“We're right next to the Theater District, and so there's a lot of opportunity and a lot of channels for people to one; realize we're here and two; make a choice to include us in their plans for the day,” says Carissa.
Busy times for the winery are—not surprisingly—evenings and weekends, but Pur Noire is hoping word of mouth will help bring in more Downtown residents as well as Houston tourists to schedule tastings for daytimes (they open at 1 p.m.) and weekdays.
“I really would like to see the folks in the city plan on their Wednesday or Thursday when they're leaving work to stop in and do a tasting with us and get that experience because we're right here,” adds Kenneth.
The couple understands the urban location is a twist on tradition, since most tasting rooms are associated with tourist-frequented areas located on estate wineries, but that’s the point.
“We wanted to bring a traditional tasting room experience, but in a nontraditional setting,” adds Carissa. “This is a very deserving market, a very deserving community.”
Even though Houston is the focus for the immediate future, the Stephens are eyeing expansion within Texas once things are humming along at their flagship in Downtown.
“Our logo says ‘Pur Noire Urban Wineries,’ plural,” says Carissa. “As far as we've come, this is still just the beginning of our story.”
1. How does THE WINE CLUB work?
You sign up for a specific level of membership, commit to spending a specific amount of money on each wine shipment (quarterly or monthly), receive built-in discounts for your loyalty, invitations to special events and gain access to the members lounge inside the Pur Noire tasting room.
Levels and benefits:
Pur Indulgence—A commitment to buy 12 wines per year in $125 quarterly shipments. This membership includes a 15% discount on wine orders, discounted or complimentary event admission and access to limited and new releases.

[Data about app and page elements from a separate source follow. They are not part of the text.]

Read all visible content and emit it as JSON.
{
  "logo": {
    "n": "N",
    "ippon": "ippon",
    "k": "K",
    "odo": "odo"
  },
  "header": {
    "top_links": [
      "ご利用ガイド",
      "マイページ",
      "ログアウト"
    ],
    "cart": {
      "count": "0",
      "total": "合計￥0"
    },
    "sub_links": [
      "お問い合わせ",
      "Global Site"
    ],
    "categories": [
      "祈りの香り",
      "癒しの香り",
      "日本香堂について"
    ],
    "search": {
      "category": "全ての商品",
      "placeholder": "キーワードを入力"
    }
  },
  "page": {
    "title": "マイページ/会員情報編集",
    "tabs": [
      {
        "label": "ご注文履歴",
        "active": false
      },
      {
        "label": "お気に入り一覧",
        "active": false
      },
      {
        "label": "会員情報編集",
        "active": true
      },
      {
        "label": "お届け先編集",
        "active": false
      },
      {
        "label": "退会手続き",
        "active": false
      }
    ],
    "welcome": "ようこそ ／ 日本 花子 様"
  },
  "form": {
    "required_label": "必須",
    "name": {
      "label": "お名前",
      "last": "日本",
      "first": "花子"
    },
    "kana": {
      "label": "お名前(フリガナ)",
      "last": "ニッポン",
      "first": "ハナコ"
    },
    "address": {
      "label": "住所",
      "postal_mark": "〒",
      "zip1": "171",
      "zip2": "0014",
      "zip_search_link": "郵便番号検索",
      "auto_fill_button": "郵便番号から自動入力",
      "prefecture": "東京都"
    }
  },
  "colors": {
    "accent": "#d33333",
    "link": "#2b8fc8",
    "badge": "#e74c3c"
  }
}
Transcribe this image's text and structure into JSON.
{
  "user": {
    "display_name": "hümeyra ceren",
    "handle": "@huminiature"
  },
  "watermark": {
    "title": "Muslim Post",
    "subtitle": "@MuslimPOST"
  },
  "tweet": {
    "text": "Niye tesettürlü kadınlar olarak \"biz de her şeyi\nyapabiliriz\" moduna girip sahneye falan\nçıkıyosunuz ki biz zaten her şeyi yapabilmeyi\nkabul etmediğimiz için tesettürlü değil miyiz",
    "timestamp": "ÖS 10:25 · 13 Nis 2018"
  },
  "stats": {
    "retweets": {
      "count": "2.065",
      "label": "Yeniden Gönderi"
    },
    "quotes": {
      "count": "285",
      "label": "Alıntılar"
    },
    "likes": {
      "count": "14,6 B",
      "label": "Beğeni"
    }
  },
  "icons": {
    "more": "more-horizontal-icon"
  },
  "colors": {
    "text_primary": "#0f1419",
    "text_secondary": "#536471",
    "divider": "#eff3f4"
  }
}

Pur Lifestyle—A commitment to buy at least one bottle ($40 minimum) per month. At this level, members can customize their orders before shipment and receive a 25% discount on orders, taste new vintages and pre-order before they go on sale to the general public and get VIP access to Pur Noire events, which includes complimentary wine and food.
Pur Lifestyle+—A commitment to buy at least 24 bottles per year, shipped monthly for a minimum of $60 per shipment, plus a monthly experience fee of $85. The highest level, this includes free shipping, 25% off orders, VIP event access with complimentary wine and food, access to premium and exclusive wines and access to specially curated luxury experiences like travel, local restaurant, hotel and spa packages and more.
2. Fun Winemaking Facts
Winemakers buy grapes by the half-ton, a ton, or even a “tote.” They can also purchase juice or ready-made wine for blending.
Harvest time differs depending on the varietal (type of grape), the growing region, the desired sugar content of the grapes and the weather.
The wooden barrels used for aging wines are “toasted” meaning they’re charred on the inside at various levels to produce different flavor characteristics in each wine. They range from light to medium to medium plus to heavy. The age of the barrel is also a consideration in winemaking; the older the barrel, the softer the impression it will leave on the final product.
While Pur Noire wines are aged in French oak, wines can be aged in all kinds of materials including stainless steel, clay and concrete.
What’s the difference between French oak and American oak? The former is lighter in density and adds more tannins (a naturally occurring chemical compound adding bitterness, astringency and complexity of flavor) as well as a subtler impression on the wine. The latter produces sweeter, bolder wines and is denser in composition, weighing up to twice as much. The price difference is also notable. A French oak barrel is double the price of its American equivalent.
“Old-world” style wines tend to have lower alcohol, increased minerality, more subtlety in fruit and a lighter body. Pur Noire’s signature style is considered “new world,” meaning it’s higher in alcohol, heavier bodied and fruit forward.